Capitalization rates, sometimes referred to as cap rates, help you analyze investment real estate returns. Unlike other analysis methods that base a property's value on its size or gross rent, cap rates take the property's net income into consideration. While cap rate-based values are easy to determine -- simply divide the cap rate, expressed as a percentage, into the property's net income -- the factors that go into using them can be more complicated.
A Detailed Analysis
The math behind the cap rate is relatively simple. If you have a $150,000 house that generates $10,000 in net operating income, it carries a 6.67 cap rate. You also can flip the equation around to find values. A house generating $9,000 of net income in an 8.5 percent cap rate market would be worth $105,882. This comes from dividing 0.085 into 9,000.
Generally speaking, high cap rates are good for buyers, because it means that they're getting a higher return on their invested money, while low cap rates are better for sellers, since it means the buyer is paying more for the money that comes out of the property.
Net Operating Income
Net Operating Income is a key component of the cap rate. A Net Operating Income should include all of the income generated by the house such as rent and forfeited security deposits. From the income, you subtract a vacancy factor and expenses like utility bills, management fees, repairs, property taxes and repairs.
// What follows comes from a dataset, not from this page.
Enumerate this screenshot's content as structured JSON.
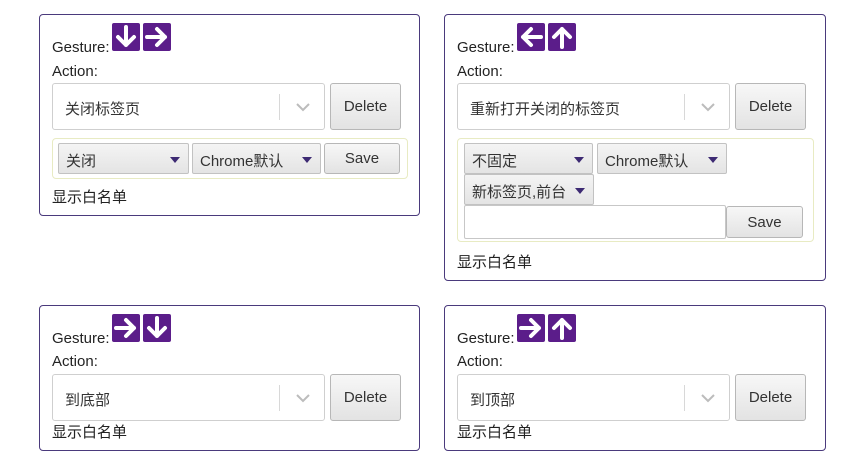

NOIs exclude major capital repairs like new roofs, depreciation, the cost of financing and any personal expenses like mileage.
When using cap rates to value and compare properties, one of the challenges is that different investors include different things in their NOIs. If you have one property that includes a vacancy factor and a management fee and another that doesn't, the latter property will appear to have a much higher income and a much higher value. As such, it's important to dig into the NOI to understand what, exactly, it includes.
Choosing a Cap Rate
When you're valuing an investment, you'll need to make a judgement call when you select a cap rate to divide into the NOI. Looking at recent property sales on the basis of their incomes can give you a good sense of the overall average, although you'll need to remember to adjust the incomes so that the NOIs are all calculated the same way.
You also may need to adjust the cap rate up to drop the price a property that is less desirable than the market as a whole. Very desirable properties or houses that have room for rental increases could be marketed at a slightly lower cap rate, giving them a higher price.
Actual vs. Pro Forma
The cap rates that you use to value a property tend to come in two types. An actual or current capitalization rate looks at a property's actual NOI with the income and expenses that are in place. Pro forma cap rates use an NOI that represents how the property should be able to perform for a new buyer.
While using an actual cap rate may understate the value of a property that is rented below market or poorly managed, using pro forma cap rates could leave you vulnerable to overstating the property's value based on unrealistic, pie-in-the-sky assumptions.
Steve Lander has been a writer since 1996, with experience in the fields of financial services, real estate and technology. His work has appeared in trade publications such as the "Minnesota Real Estate Journal" and "Minnesota Multi-Housing Association Advocate." Lander holds a Bachelor of Arts in political science from Columbia University.